3.     Test your recipes
Once you have assembled your recipes, make sure you test them for the quantity you are recommending. It doesn’t work to simply divide a large restaurant quantity by 4 – it will require seasoning and other adjustments. At the end of the day, it’s all about taste, taste, taste. If the end result doesn’t taste good – word of mouth publicity about your bad-tasting recipes can go viral.
It’s also worth making sure that you advise where hard-to-get ingredients can be sourced – it can make the difference between the recipe working or not.

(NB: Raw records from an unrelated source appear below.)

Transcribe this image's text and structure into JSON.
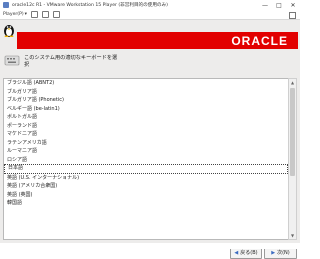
{
  "window": {
    "title": "oracle12c R1 - VMware Workstation 15 Player (非営利目的の使用のみ)",
    "player_menu": "Player(P)",
    "controls": [
      "—",
      "□",
      "✕"
    ]
  },
  "banner": {
    "logo": "ORACLE"
  },
  "installer": {
    "prompt": "このシステム用の適切なキーボードを選\n択",
    "keyboards": [
      "ブラジル語 (ABNT2)",
      "ブルガリア語",
      "ブルガリア語 (Phonetic)",
      "ベルギー語 (be-latin1)",
      "ボルトガル語",
      "ポーランド語",
      "マケドニア語",
      "ラテンアメリカ語",
      "ルーマニア語",
      "ロシア語",
      "日本語",
      "英語 (U.S. インターナショナル)",
      "英語 (アメリカ合衆国)",
      "英語 (英国)",
      "韓国語"
    ],
    "selected": "日本語",
    "back_label": "戻る(B)",
    "next_label": "次(N)"
  },
  "colors": {
    "banner_red": "#e20000",
    "vm_background": "#edeceb"
  },
  "icons": {
    "app": "vmware-icon",
    "tux": "tux-penguin-icon",
    "prompt": "keyboard-icon",
    "back": "arrow-left-icon",
    "next": "arrow-right-icon"
  }
}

4.     Let the experts guide you
The process from content creation to photography, printing, publishing, distribution and the whole she-bang can be daunting. There are also the technical decisions to make, like choosing colour schemes, bindings, stitching and/or glueing, fonts, paper and the list goes on. In a world like book publishing, it’s hard to keep your eye on every part of the process, so it helps to have a trusty team of editors, photographers, designers and project managers on your side.

5.     Talk the talk
While your publishers are here to fill you in on the lingo, it can’t hurt to read up on a few of the key terms. We’ve compiled a few that you’ll need to know here.  

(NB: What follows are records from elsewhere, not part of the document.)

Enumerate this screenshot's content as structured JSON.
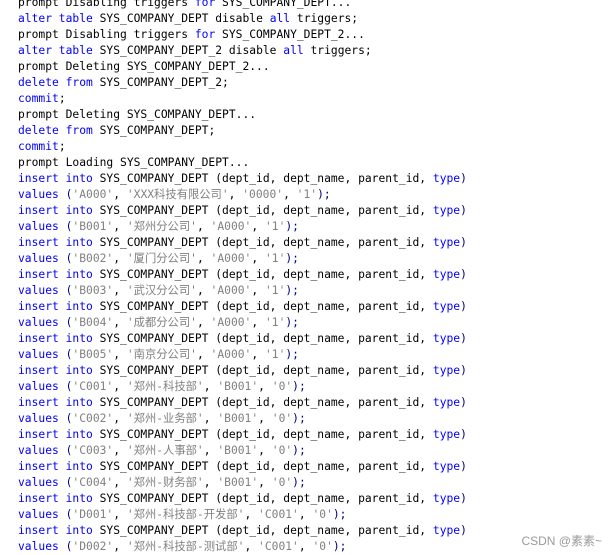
{
  "colors": {
    "keyword": "#0000ff",
    "punctuation": "#000080",
    "string": "#808080",
    "text": "#000000",
    "background": "#ffffff"
  },
  "watermark": "CSDN @素素~",
  "lines": [
    [
      {
        "t": "prompt Disabling triggers ",
        "c": "txt"
      },
      {
        "t": "for",
        "c": "kw"
      },
      {
        "t": " SYS_COMPANY_DEPT...",
        "c": "txt"
      }
    ],
    [
      {
        "t": "alter table",
        "c": "kw"
      },
      {
        "t": " SYS_COMPANY_DEPT ",
        "c": "txt"
      },
      {
        "t": "disable",
        "c": "txt"
      },
      {
        "t": " ",
        "c": "txt"
      },
      {
        "t": "all",
        "c": "kw"
      },
      {
        "t": " triggers;",
        "c": "txt"
      }
    ],
    [
      {
        "t": "prompt Disabling triggers ",
        "c": "txt"
      },
      {
        "t": "for",
        "c": "kw"
      },
      {
        "t": " SYS_COMPANY_DEPT_2...",
        "c": "txt"
      }
    ],
    [
      {
        "t": "alter table",
        "c": "kw"
      },
      {
        "t": " SYS_COMPANY_DEPT_2 ",
        "c": "txt"
      },
      {
        "t": "disable",
        "c": "txt"
      },
      {
        "t": " ",
        "c": "txt"
      },
      {
        "t": "all",
        "c": "kw"
      },
      {
        "t": " triggers;",
        "c": "txt"
      }
    ],
    [
      {
        "t": "prompt Deleting SYS_COMPANY_DEPT_2...",
        "c": "txt"
      }
    ],
    [
      {
        "t": "delete from",
        "c": "kw"
      },
      {
        "t": " SYS_COMPANY_DEPT_2;",
        "c": "txt"
      }
    ],
    [
      {
        "t": "commit",
        "c": "kw"
      },
      {
        "t": ";",
        "c": "txt"
      }
    ],
    [
      {
        "t": "prompt Deleting SYS_COMPANY_DEPT...",
        "c": "txt"
      }
    ],
    [
      {
        "t": "delete from",
        "c": "kw"
      },
      {
        "t": " SYS_COMPANY_DEPT;",
        "c": "txt"
      }
    ],
    [
      {
        "t": "commit",
        "c": "kw"
      },
      {
        "t": ";",
        "c": "txt"
      }
    ],
    [
      {
        "t": "prompt Loading SYS_COMPANY_DEPT...",
        "c": "txt"
      }
    ],
    [
      {
        "t": "insert into",
        "c": "kw"
      },
      {
        "t": " SYS_COMPANY_DEPT (dept_id, dept_name, parent_id, ",
        "c": "txt"
      },
      {
        "t": "type",
        "c": "kw"
      },
      {
        "t": ")",
        "c": "kw2"
      }
    ],
    [
      {
        "t": "values",
        "c": "kw"
      },
      {
        "t": " (",
        "c": "kw2"
      },
      {
        "t": "'A000'",
        "c": "str"
      },
      {
        "t": ", ",
        "c": "txt"
      },
      {
        "t": "'XXX科技有限公司'",
        "c": "str"
      },
      {
        "t": ", ",
        "c": "txt"
      },
      {
        "t": "'0000'",
        "c": "str"
      },
      {
        "t": ", ",
        "c": "txt"
      },
      {
        "t": "'1'",
        "c": "str"
      },
      {
        "t": ");",
        "c": "kw2"
      }
    ],
    [
      {
        "t": "insert into",
        "c": "kw"
      },
      {
        "t": " SYS_COMPANY_DEPT (dept_id, dept_name, parent_id, ",
        "c": "txt"
      },
      {
        "t": "type",
        "c": "kw"
      },
      {
        "t": ")",
        "c": "kw2"
      }
    ],
    [
      {
        "t": "values",
        "c": "kw"
      },
      {
        "t": " (",
        "c": "kw2"
      },
      {
        "t": "'B001'",
        "c": "str"
      },
      {
        "t": ", ",
        "c": "txt"
      },
      {
        "t": "'郑州分公司'",
        "c": "str"
      },
      {
        "t": ", ",
        "c": "txt"
      },
      {
        "t": "'A000'",
        "c": "str"
      },
      {
        "t": ", ",
        "c": "txt"
      },
      {
        "t": "'1'",
        "c": "str"
      },
      {
        "t": ");",
        "c": "kw2"
      }
    ],
    [
      {
        "t": "insert into",
        "c": "kw"
      },
      {
        "t": " SYS_COMPANY_DEPT (dept_id, dept_name, parent_id, ",
        "c": "txt"
      },
      {
        "t": "type",
        "c": "kw"
      },
      {
        "t": ")",
        "c": "kw2"
      }
    ],
    [
      {
        "t": "values",
        "c": "kw"
      },
      {
        "t": " (",
        "c": "kw2"
      },
      {
        "t": "'B002'",
        "c": "str"
      },
      {
        "t": ", ",
        "c": "txt"
      },
      {
        "t": "'厦门分公司'",
        "c": "str"
      },
      {
        "t": ", ",
        "c": "txt"
      },
      {
        "t": "'A000'",
        "c": "str"
      },
      {
        "t": ", ",
        "c": "txt"
      },
      {
        "t": "'1'",
        "c": "str"
      },
      {
        "t": ");",
        "c": "kw2"
      }
    ],
    [
      {
        "t": "insert into",
        "c": "kw"
      },
      {
        "t": " SYS_COMPANY_DEPT (dept_id, dept_name, parent_id, ",
        "c": "txt"
      },
      {
        "t": "type",
        "c": "kw"
      },
      {
        "t": ")",
        "c": "kw2"
      }
    ],
    [
      {
        "t": "values",
        "c": "kw"
      },
      {
        "t": " (",
        "c": "kw2"
      },
      {
        "t": "'B003'",
        "c": "str"
      },
      {
        "t": ", ",
        "c": "txt"
      },
      {
        "t": "'武汉分公司'",
        "c": "str"
      },
      {
        "t": ", ",
        "c": "txt"
      },
      {
        "t": "'A000'",
        "c": "str"
      },
      {
        "t": ", ",
        "c": "txt"
      },
      {
        "t": "'1'",
        "c": "str"
      },
      {
        "t": ");",
        "c": "kw2"
      }
    ],
    [
      {
        "t": "insert into",
        "c": "kw"
      },
      {
        "t": " SYS_COMPANY_DEPT (dept_id, dept_name, parent_id, ",
        "c": "txt"
      },
      {
        "t": "type",
        "c": "kw"
      },
      {
        "t": ")",
        "c": "kw2"
      }
    ],
    [
      {
        "t": "values",
        "c": "kw"
      },
      {
        "t": " (",
        "c": "kw2"
      },
      {
        "t": "'B004'",
        "c": "str"
      },
      {
        "t": ", ",
        "c": "txt"
      },
      {
        "t": "'成都分公司'",
        "c": "str"
      },
      {
        "t": ", ",
        "c": "txt"
      },
      {
        "t": "'A000'",
        "c": "str"
      },
      {
        "t": ", ",
        "c": "txt"
      },
      {
        "t": "'1'",
        "c": "str"
      },
      {
        "t": ");",
        "c": "kw2"
      }
    ],
    [
      {
        "t": "insert into",
        "c": "kw"
      },
      {
        "t": " SYS_COMPANY_DEPT (dept_id, dept_name, parent_id, ",
        "c": "txt"
      },
      {
        "t": "type",
        "c": "kw"
      },
      {
        "t": ")",
        "c": "kw2"
      }
    ],
    [
      {
        "t": "values",
        "c": "kw"
      },
      {
        "t": " (",
        "c": "kw2"
      },
      {
        "t": "'B005'",
        "c": "str"
      },
      {
        "t": ", ",
        "c": "txt"
      },
      {
        "t": "'南京分公司'",
        "c": "str"
      },
      {
        "t": ", ",
        "c": "txt"
      },
      {
        "t": "'A000'",
        "c": "str"
      },
      {
        "t": ", ",
        "c": "txt"
      },
      {
        "t": "'1'",
        "c": "str"
      },
      {
        "t": ");",
        "c": "kw2"
      }
    ],
    [
      {
        "t": "insert into",
        "c": "kw"
      },
      {
        "t": " SYS_COMPANY_DEPT (dept_id, dept_name, parent_id, ",
        "c": "txt"
      },
      {
        "t": "type",
        "c": "kw"
      },
      {
        "t": ")",
        "c": "kw2"
      }
    ],
    [
      {
        "t": "values",
        "c": "kw"
      },
      {
        "t": " (",
        "c": "kw2"
      },
      {
        "t": "'C001'",
        "c": "str"
      },
      {
        "t": ", ",
        "c": "txt"
      },
      {
        "t": "'郑州-科技部'",
        "c": "str"
      },
      {
        "t": ", ",
        "c": "txt"
      },
      {
        "t": "'B001'",
        "c": "str"
      },
      {
        "t": ", ",
        "c": "txt"
      },
      {
        "t": "'0'",
        "c": "str"
      },
      {
        "t": ");",
        "c": "kw2"
      }
    ],
    [
      {
        "t": "insert into",
        "c": "kw"
      },
      {
        "t": " SYS_COMPANY_DEPT (dept_id, dept_name, parent_id, ",
        "c": "txt"
      },
      {
        "t": "type",
        "c": "kw"
      },
      {
        "t": ")",
        "c": "kw2"
      }
    ],
    [
      {
        "t": "values",
        "c": "kw"
      },
      {
        "t": " (",
        "c": "kw2"
      },
      {
        "t": "'C002'",
        "c": "str"
      },
      {
        "t": ", ",
        "c": "txt"
      },
      {
        "t": "'郑州-业务部'",
        "c": "str"
      },
      {
        "t": ", ",
        "c": "txt"
      },
      {
        "t": "'B001'",
        "c": "str"
      },
      {
        "t": ", ",
        "c": "txt"
      },
      {
        "t": "'0'",
        "c": "str"
      },
      {
        "t": ");",
        "c": "kw2"
      }
    ],
    [
      {
        "t": "insert into",
        "c": "kw"
      },
      {
        "t": " SYS_COMPANY_DEPT (dept_id, dept_name, parent_id, ",
        "c": "txt"
      },
      {
        "t": "type",
        "c": "kw"
      },
      {
        "t": ")",
        "c": "kw2"
      }
    ],
    [
      {
        "t": "values",
        "c": "kw"
      },
      {
        "t": " (",
        "c": "kw2"
      },
      {
        "t": "'C003'",
        "c": "str"
      },
      {
        "t": ", ",
        "c": "txt"
      },
      {
        "t": "'郑州-人事部'",
        "c": "str"
      },
      {
        "t": ", ",
        "c": "txt"
      },
      {
        "t": "'B001'",
        "c": "str"
      },
      {
        "t": ", ",
        "c": "txt"
      },
      {
        "t": "'0'",
        "c": "str"
      },
      {
        "t": ");",
        "c": "kw2"
      }
    ],
    [
      {
        "t": "insert into",
        "c": "kw"
      },
      {
        "t": " SYS_COMPANY_DEPT (dept_id, dept_name, parent_id, ",
        "c": "txt"
      },
      {
        "t": "type",
        "c": "kw"
      },
      {
        "t": ")",
        "c": "kw2"
      }
    ],
    [
      {
        "t": "values",
        "c": "kw"
      },
      {
        "t": " (",
        "c": "kw2"
      },
      {
        "t": "'C004'",
        "c": "str"
      },
      {
        "t": ", ",
        "c": "txt"
      },
      {
        "t": "'郑州-财务部'",
        "c": "str"
      },
      {
        "t": ", ",
        "c": "txt"
      },
      {
        "t": "'B001'",
        "c": "str"
      },
      {
        "t": ", ",
        "c": "txt"
      },
      {
        "t": "'0'",
        "c": "str"
      },
      {
        "t": ");",
        "c": "kw2"
      }
    ],
    [
      {
        "t": "insert into",
        "c": "kw"
      },
      {
        "t": " SYS_COMPANY_DEPT (dept_id, dept_name, parent_id, ",
        "c": "txt"
      },
      {
        "t": "type",
        "c": "kw"
      },
      {
        "t": ")",
        "c": "kw2"
      }
    ],
    [
      {
        "t": "values",
        "c": "kw"
      },
      {
        "t": " (",
        "c": "kw2"
      },
      {
        "t": "'D001'",
        "c": "str"
      },
      {
        "t": ", ",
        "c": "txt"
      },
      {
        "t": "'郑州-科技部-开发部'",
        "c": "str"
      },
      {
        "t": ", ",
        "c": "txt"
      },
      {
        "t": "'C001'",
        "c": "str"
      },
      {
        "t": ", ",
        "c": "txt"
      },
      {
        "t": "'0'",
        "c": "str"
      },
      {
        "t": ");",
        "c": "kw2"
      }
    ],
    [
      {
        "t": "insert into",
        "c": "kw"
      },
      {
        "t": " SYS_COMPANY_DEPT (dept_id, dept_name, parent_id, ",
        "c": "txt"
      },
      {
        "t": "type",
        "c": "kw"
      },
      {
        "t": ")",
        "c": "kw2"
      }
    ],
    [
      {
        "t": "values",
        "c": "kw"
      },
      {
        "t": " (",
        "c": "kw2"
      },
      {
        "t": "'D002'",
        "c": "str"
      },
      {
        "t": ", ",
        "c": "txt"
      },
      {
        "t": "'郑州-科技部-测试部'",
        "c": "str"
      },
      {
        "t": ", ",
        "c": "txt"
      },
      {
        "t": "'C001'",
        "c": "str"
      },
      {
        "t": ", ",
        "c": "txt"
      },
      {
        "t": "'0'",
        "c": "str"
      },
      {
        "t": ");",
        "c": "kw2"
      }
    ]
  ]
}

6.     What’s the point?
With a project as creative as a cookbook, it can be easy to get carried away. The most important thing is having a clear vision of what you’re after and being open with your publishers about your expectations.
This conversation should revolve around whether this is a money-making exercise or being used for marketing and branding. The benefits of producing a recipe book can be enormous but unless you are printing over 5,000 books, you are not likely to be making buckets of money.
However, if you work with your publisher to keep an eye on costs, the exercise should be a no-brainer, marketing coup. It can be great exposure with your name out in the marketplace in areas you haven’t been seen previously. Your campaign can include:

·      a launch,
·      in-house promotions and events around the book,
·      digital blasts about your recipes, bio, and book, plus
·      many PR opportunities connecting the book to your name/venue.

7.     Talk Timelines
Is your cookbook going to be brimming with recipes that will be perfect for Easter? Or is it better suited to the summer-slim down? Would it be a fabulous Mother’s Day gift? Starting with a timeline in mind will help you to plan the best times to get things going, so be sure to think ahead about major holidays and market trends that could open some opportunities to sell big.

8.     Photography and design says it all
Good photography and striking design are what will capture your reader’s attention from the beginning. Working with a designer from early in the project is essential, as pulling it all together at the end can be costly and eat up much precious time.

9.     Online is not the be all and end all
There’s something to say about being able to cook in the kitchen with a well-designed, sturdy, hardcover recipe book in front of you where the font is large enough to see, images are where they should be and each step in logically formatted. Sure, there’s an abundance of recipes online to choose from, but how are you to know whether they’re any good? It is all about trust!

10.  Understanding copyright
Who will own the rights to the book? This is one of the most misunderstood areas of publishing but it is quite simple to understand.

·      Photography - Photographers will often want to keep their copyright and provide the license to use the images for that book. Discuss your expectation of this up-front and make sure you pay enough to ensure that you get full rights to the images. This way you can use them whenever and wherever you want.

·      Recipes - In Australia, recipes aren’t covered under the Copyright Act, as ingredients are considered to be ‘factual’. However aside from the ingredients list and method, any tips, tricks, or descriptions that you add are classified as ‘literary work’, therefore will be copyrighted to you.

·      Design – Usually the publishing company will own the rights to the design to protect all the work they have put in to create the book. This help to protect the quality when future editions are printed, to make sure all the pre-press and design elements are checked before future print runs.

Katie Wilton